A Century of Democratic Royal Constitution

This year, we celebrate a century since the lawmakers passed the best Constitution Romania has ever had. The 1923 Constitution was imperfect, like any Romanian creation. But the fundamental law of the state created the framework for a genuine democratic life. 

According to Professor Alexandru Muraru, this Constitution was a symbol of traditions and dignity. This is because the fundamental law of the state, adopted a hundred years ago, promoted moderation and the rule of law. 

Professor Ioan Stanomir defined this Constitution as a fragment of the memory of freedom. For those who opposed the authoritarian and dictatorial regimes, of the extreme right and the extreme left, which have succeeded one another in Romania since 1938, this royal Constitution was a foundation on which Romanian democracy could have been rebuilt. 

Basically, this Constitution was adopted to create a new social pact. In 1923, there were several factors that showed that Romanian society needed to renew the social contract that defined the functioning of the state and local communities. The first factor was the trauma of the First World War. For the suffering of those who had endured the war in the trenches or at home to be made meaningful, a change for the better was needed in society. The 1923 Constitution represented that change. 

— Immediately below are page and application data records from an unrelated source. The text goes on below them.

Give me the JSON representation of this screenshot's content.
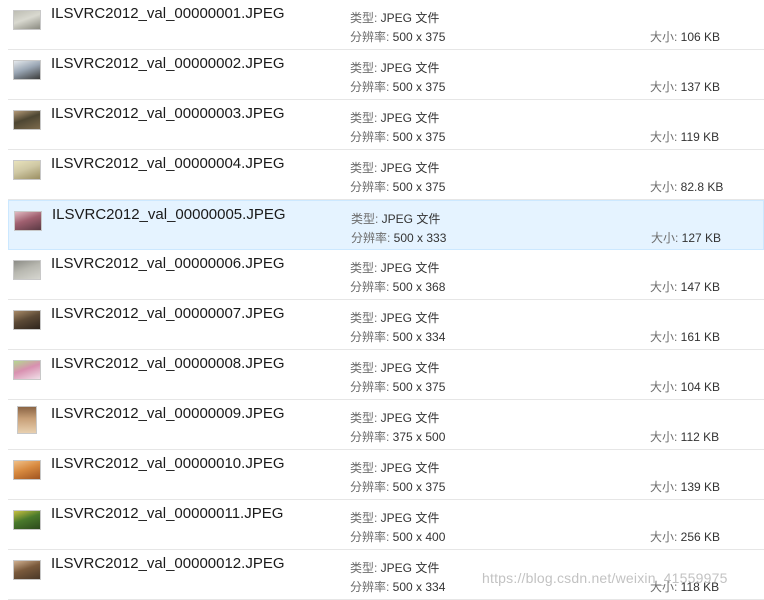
{
  "labels": {
    "type": "类型: ",
    "resolution": "分辨率: ",
    "size": "大小: "
  },
  "selected_index": 4,
  "files": [
    {
      "name": "ILSVRC2012_val_00000001.JPEG",
      "type": "JPEG 文件",
      "resolution": "500 x 375",
      "size": "106 KB",
      "thumb_colors": [
        "#d9d9d0",
        "#bdbdb3",
        "#8a8a80"
      ]
    },
    {
      "name": "ILSVRC2012_val_00000002.JPEG",
      "type": "JPEG 文件",
      "resolution": "500 x 375",
      "size": "137 KB",
      "thumb_colors": [
        "#9aa6b4",
        "#e4e8ec",
        "#3b3b3b"
      ]
    },
    {
      "name": "ILSVRC2012_val_00000003.JPEG",
      "type": "JPEG 文件",
      "resolution": "500 x 375",
      "size": "119 KB",
      "thumb_colors": [
        "#4d4632",
        "#b49a78",
        "#7c6a4c"
      ]
    },
    {
      "name": "ILSVRC2012_val_00000004.JPEG",
      "type": "JPEG 文件",
      "resolution": "500 x 375",
      "size": "82.8 KB",
      "thumb_colors": [
        "#cfc8a4",
        "#e8e2bc",
        "#9b8f62"
      ]
    },
    {
      "name": "ILSVRC2012_val_00000005.JPEG",
      "type": "JPEG 文件",
      "resolution": "500 x 333",
      "size": "127 KB",
      "thumb_colors": [
        "#a06070",
        "#e0b8c0",
        "#5a3a44"
      ]
    },
    {
      "name": "ILSVRC2012_val_00000006.JPEG",
      "type": "JPEG 文件",
      "resolution": "500 x 368",
      "size": "147 KB",
      "thumb_colors": [
        "#b8b8b0",
        "#8c8c86",
        "#d6d6d0"
      ]
    },
    {
      "name": "ILSVRC2012_val_00000007.JPEG",
      "type": "JPEG 文件",
      "resolution": "500 x 334",
      "size": "161 KB",
      "thumb_colors": [
        "#5c4a36",
        "#a88a68",
        "#2e241c"
      ]
    },
    {
      "name": "ILSVRC2012_val_00000008.JPEG",
      "type": "JPEG 文件",
      "resolution": "500 x 375",
      "size": "104 KB",
      "thumb_colors": [
        "#d890b0",
        "#b4d890",
        "#f0e0e8"
      ]
    },
    {
      "name": "ILSVRC2012_val_00000009.JPEG",
      "type": "JPEG 文件",
      "resolution": "375 x 500",
      "size": "112 KB",
      "thumb_colors": [
        "#c8a078",
        "#8a6444",
        "#e8d0b0"
      ],
      "tall": true
    },
    {
      "name": "ILSVRC2012_val_00000010.JPEG",
      "type": "JPEG 文件",
      "resolution": "500 x 375",
      "size": "139 KB",
      "thumb_colors": [
        "#d88a40",
        "#f0c088",
        "#a05420"
      ]
    },
    {
      "name": "ILSVRC2012_val_00000011.JPEG",
      "type": "JPEG 文件",
      "resolution": "500 x 400",
      "size": "256 KB",
      "thumb_colors": [
        "#4a7a2c",
        "#c8c040",
        "#2c4a1c"
      ]
    },
    {
      "name": "ILSVRC2012_val_00000012.JPEG",
      "type": "JPEG 文件",
      "resolution": "500 x 334",
      "size": "118 KB",
      "thumb_colors": [
        "#7a5a3c",
        "#d0b090",
        "#4a3828"
      ]
    }
  ],
  "watermark": "https://blog.csdn.net/weixin_41559975"
}
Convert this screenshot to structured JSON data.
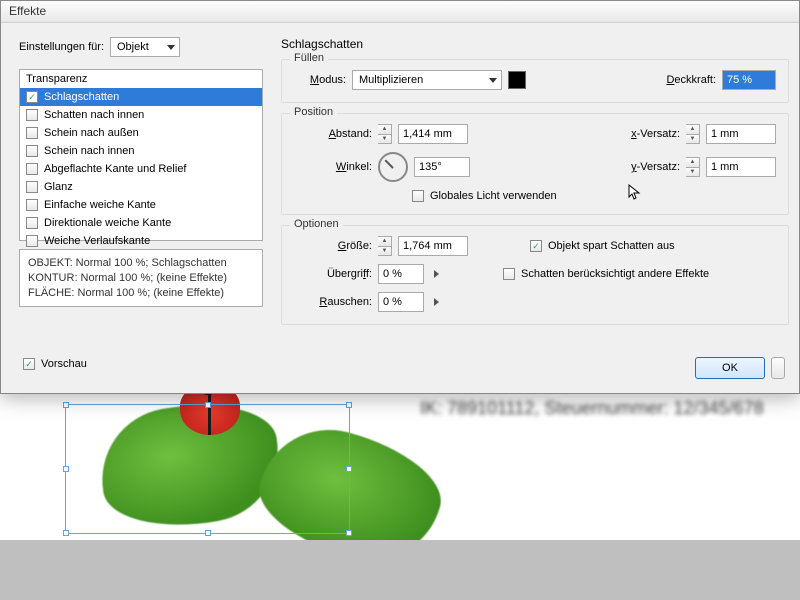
{
  "dialog": {
    "title": "Effekte",
    "settings_for_label": "Einstellungen für:",
    "settings_for_value": "Objekt",
    "effects": [
      {
        "label": "Transparenz",
        "checked": false
      },
      {
        "label": "Schlagschatten",
        "checked": true,
        "selected": true
      },
      {
        "label": "Schatten nach innen",
        "checked": false
      },
      {
        "label": "Schein nach außen",
        "checked": false
      },
      {
        "label": "Schein nach innen",
        "checked": false
      },
      {
        "label": "Abgeflachte Kante und Relief",
        "checked": false
      },
      {
        "label": "Glanz",
        "checked": false
      },
      {
        "label": "Einfache weiche Kante",
        "checked": false
      },
      {
        "label": "Direktionale weiche Kante",
        "checked": false
      },
      {
        "label": "Weiche Verlaufskante",
        "checked": false
      }
    ],
    "summary": {
      "line1": "OBJEKT: Normal 100 %; Schlagschatten",
      "line2": "KONTUR: Normal 100 %; (keine Effekte)",
      "line3": "FLÄCHE: Normal 100 %; (keine Effekte)"
    },
    "right": {
      "heading": "Schlagschatten",
      "fill": {
        "legend": "Füllen",
        "mode_label": "Modus:",
        "mode_value": "Multiplizieren",
        "opacity_label": "Deckkraft:",
        "opacity_value": "75 %"
      },
      "position": {
        "legend": "Position",
        "distance_label": "Abstand:",
        "distance_value": "1,414 mm",
        "angle_label": "Winkel:",
        "angle_value": "135°",
        "xoffset_label": "x-Versatz:",
        "xoffset_value": "1 mm",
        "yoffset_label": "y-Versatz:",
        "yoffset_value": "1 mm",
        "global_light_label": "Globales Licht verwenden"
      },
      "options": {
        "legend": "Optionen",
        "size_label": "Größe:",
        "size_value": "1,764 mm",
        "spread_label": "Übergriff:",
        "spread_value": "0 %",
        "noise_label": "Rauschen:",
        "noise_value": "0 %",
        "knockout_label": "Objekt spart Schatten aus",
        "honors_label": "Schatten berücksichtigt andere Effekte"
      }
    },
    "preview_label": "Vorschau",
    "ok_label": "OK"
  },
  "doc": {
    "blurtext": "IK: 789101112, Steuernummer: 12/345/678"
  }
}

Politically, too, in 1918 there were three great provinces uniting with Romania. Bessarabia, Bukovina and Transylvania together had a larger area and population than the Old Kingdom of Romania. Moreover, the three new provinces came with different traditions, currencies and legal systems. Bessarabia was part of the Russian Empire, Bukovina was part of the Austrian part of the Austro-Hungarian Empire and Transylvania was part of the Hungarian part of the Austro-Hungarian Empire. In these territories, there were important national communities other than Romanian. Also, in Transylvania there was a church with indisputable merits in the cultural and national revival of the Romanians: the Romanian Church United with Rome, Greek-Catholic.

The new Constitution had the task of ensuring the integration of the Old Kingdom, Bessarabia, Bukovina and Transylvania into a new state, in which every citizen, regardless of language and religion, would feel at home. The new Constitution also aimed to create the legal framework needed to consolidate the reforms promised by King Ferdinand I during the war. While the Royal Family, Government and Parliament were holed up in Iasi, King Ferdinand I promised those who defended their homeland that they would benefit from an agrarian reform designed to make the peasants more powerful and from a system of universal suffrage that would further democratise the old political system that had been operating in the Kingdom of Romania.

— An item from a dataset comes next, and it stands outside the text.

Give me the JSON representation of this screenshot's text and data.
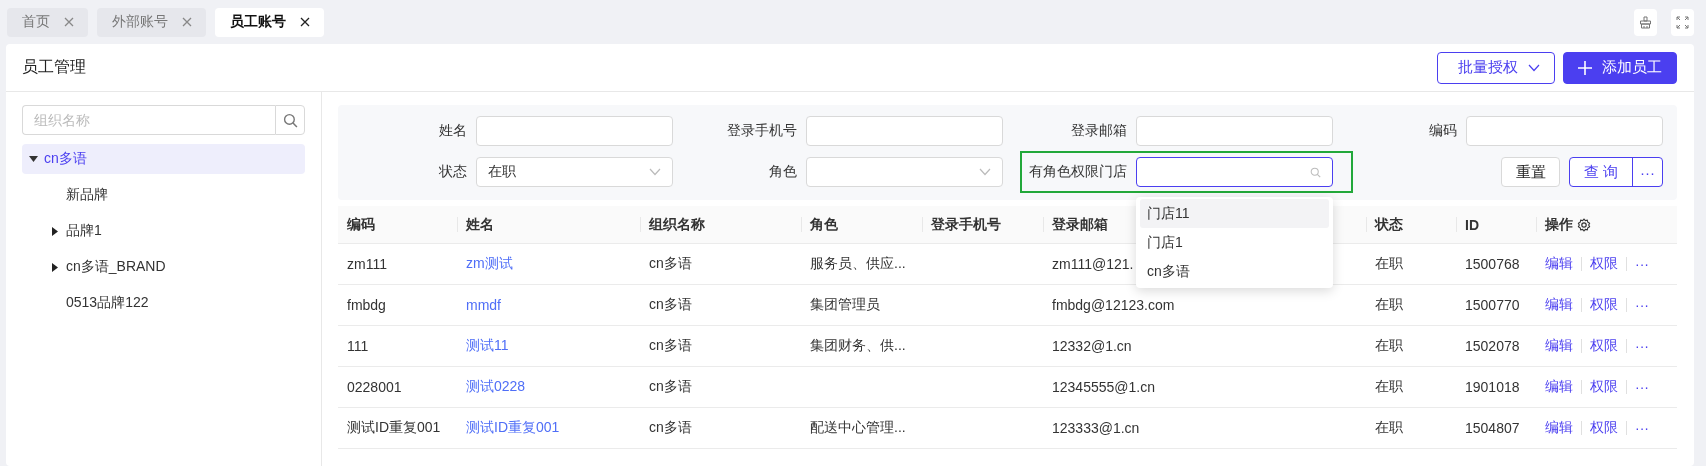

The 1923 Constitution was not a completely new law. It incorporated many good provisions from the Constitution adopted in 1866. Of the 138 articles of the new Constitution, 78 were taken from the old basic law of the state.

This meant ensuring cultural and social continuity in Romania. The Constitution established Romania as a constitutional monarchy, a unitary and indivisible national state with inalienable territory. 

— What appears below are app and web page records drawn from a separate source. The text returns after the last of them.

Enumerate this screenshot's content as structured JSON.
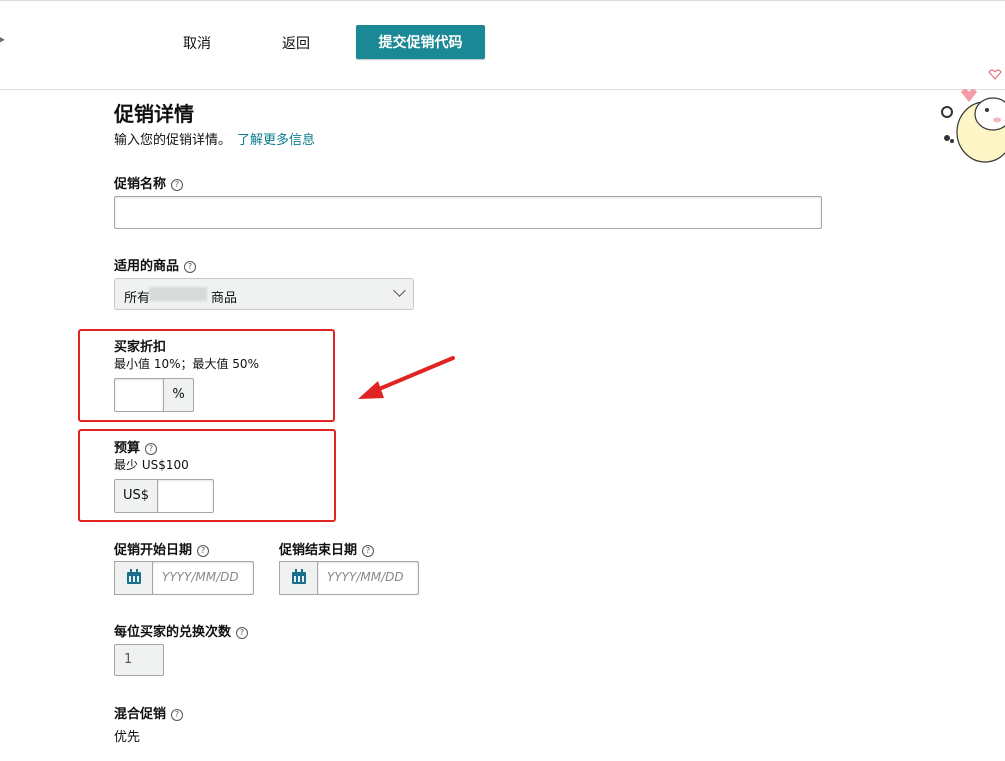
{
  "header": {
    "cancel_label": "取消",
    "back_label": "返回",
    "submit_label": "提交促销代码"
  },
  "section": {
    "title": "促销详情",
    "subtitle": "输入您的促销详情。",
    "learn_more": "了解更多信息"
  },
  "fields": {
    "promo_name": {
      "label": "促销名称",
      "value": ""
    },
    "applicable_products": {
      "label": "适用的商品",
      "selected_prefix": "所有",
      "selected_suffix": "商品"
    },
    "buyer_discount": {
      "label": "买家折扣",
      "hint": "最小值 10%；最大值 50%",
      "unit": "%",
      "value": ""
    },
    "budget": {
      "label": "预算",
      "hint": "最少 US$100",
      "currency": "US$",
      "value": ""
    },
    "start_date": {
      "label": "促销开始日期",
      "placeholder": "YYYY/MM/DD"
    },
    "end_date": {
      "label": "促销结束日期",
      "placeholder": "YYYY/MM/DD"
    },
    "redemptions_per_buyer": {
      "label": "每位买家的兑换次数",
      "value": "1"
    },
    "combined_promo": {
      "label": "混合促销",
      "value": "优先"
    }
  },
  "colors": {
    "primary": "#1a8895",
    "link": "#0a7c8c",
    "annotation_red": "#e02424"
  }
}
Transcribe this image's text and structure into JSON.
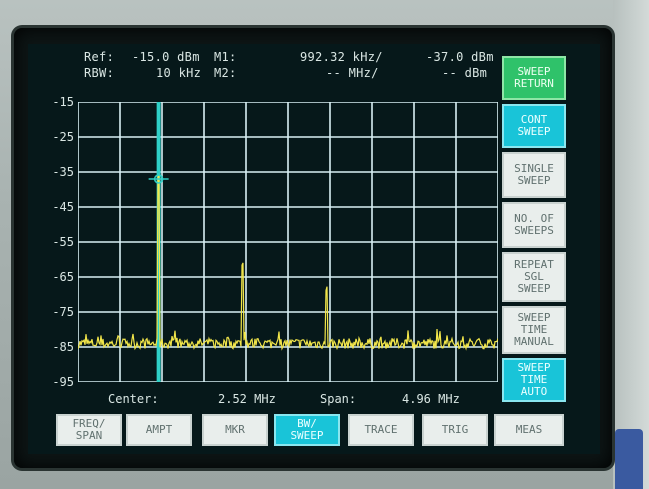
{
  "header": {
    "ref_label": "Ref:",
    "ref_value": "-15.0 dBm",
    "m1_label": "M1:",
    "m1_freq": "992.32 kHz/",
    "m1_level": "-37.0 dBm",
    "rbw_label": "RBW:",
    "rbw_value": "10 kHz",
    "m2_label": "M2:",
    "m2_freq": "-- MHz/",
    "m2_level": "-- dBm"
  },
  "y_axis": [
    "-15",
    "-25",
    "-35",
    "-45",
    "-55",
    "-65",
    "-75",
    "-85",
    "-95"
  ],
  "footer": {
    "center_label": "Center:",
    "center_value": "2.52 MHz",
    "span_label": "Span:",
    "span_value": "4.96 MHz"
  },
  "softkeys": [
    {
      "label": "SWEEP\nRETURN",
      "state": "green"
    },
    {
      "label": "CONT\nSWEEP",
      "state": "cyan"
    },
    {
      "label": "SINGLE\nSWEEP",
      "state": "normal"
    },
    {
      "label": "NO. OF\nSWEEPS",
      "state": "normal"
    },
    {
      "label": "REPEAT\nSGL\nSWEEP",
      "state": "normal"
    },
    {
      "label": "SWEEP\nTIME\nMANUAL",
      "state": "normal"
    },
    {
      "label": "SWEEP\nTIME\nAUTO",
      "state": "cyan"
    }
  ],
  "hotkeys": [
    {
      "label": "FREQ/\nSPAN",
      "state": "normal"
    },
    {
      "label": "AMPT",
      "state": "normal"
    },
    {
      "label": "MKR",
      "state": "normal"
    },
    {
      "label": "BW/\nSWEEP",
      "state": "cyan"
    },
    {
      "label": "TRACE",
      "state": "normal"
    },
    {
      "label": "TRIG",
      "state": "normal"
    },
    {
      "label": "MEAS",
      "state": "normal"
    }
  ],
  "colors": {
    "grid": "#d8f0f4",
    "trace": "#f2e64a",
    "marker_line": "#2fd0c8",
    "green": "#2fc26a",
    "cyan": "#19c4d8"
  },
  "chart_data": {
    "type": "line",
    "x_range_mhz": [
      0.04,
      5.0
    ],
    "ylim": [
      -95,
      -15
    ],
    "grid": true,
    "noise_floor_dbm": -84,
    "peaks": [
      {
        "x_mhz": 0.99,
        "y_dbm": -37
      },
      {
        "x_mhz": 1.98,
        "y_dbm": -62
      },
      {
        "x_mhz": 2.97,
        "y_dbm": -69
      }
    ],
    "marker": {
      "name": "M1",
      "x_mhz": 0.99232,
      "y_dbm": -37.0
    }
  }
}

The King was at the centre of public life and acted as an impartial moderator between the other powers of the state. Legislative power was vested in a bicameral Parliament, consisting of the Senate and the Assembly of Deputies. Executive power was vested in the Council of Ministers or the Government. Judicial power was exercised through a pyramidal system of courts, the superior one being the High Court of Cassation and Justice. 

The Constitution also enshrined the role of the two national Churches: the Romanian Orthodox Church and the Romanian Church United with Rome, the Greek Catholic Church. It recognised the freedom of worship of all other religions and confessions, both Christian and non-Christian.

Basically, Romania organised by the 1923 Constitution was a parliamentary constitutional monarchy and, at the same time, a democracy built on liberal principles. It provided the legal framework for an unprecedented flourishing of Romanian society, which experienced a remarkable economic, cultural and social boom. The Kingdom of Romania went through stages of rapid development and social modernisation. 

This path was interrupted on the eve of the Second World War. In 1938, King Carol II abrogated this Constitution. He introduced a new, much more restrictive constitution, which established an authoritarian royal regime designed to block the rise of fascist or communist parties. But the new constitution was inadequate. It was repealed two years later, after King Carol II was forced to leave the throne.

But the 1923 constitution was reinstated by King Mihai I of Romania in 1944 after His Majesty succeeded in removing the military dictator Ion Antonescu from power. The best Constitution remained in force until 1947, when King Mihai I was blackmailed into abdicating. Communist or communist-derived constitutions followed. The current basic law of the state is much worse than the 1923 Constitution. That is why more and more voices are calling for the 1923 Constitution to be reinstated, with small changes to adapt this fundamental law to the changes that have taken place in society over the last 100 years. Of course, this would also mean restoring constitutional monarchy in Romania.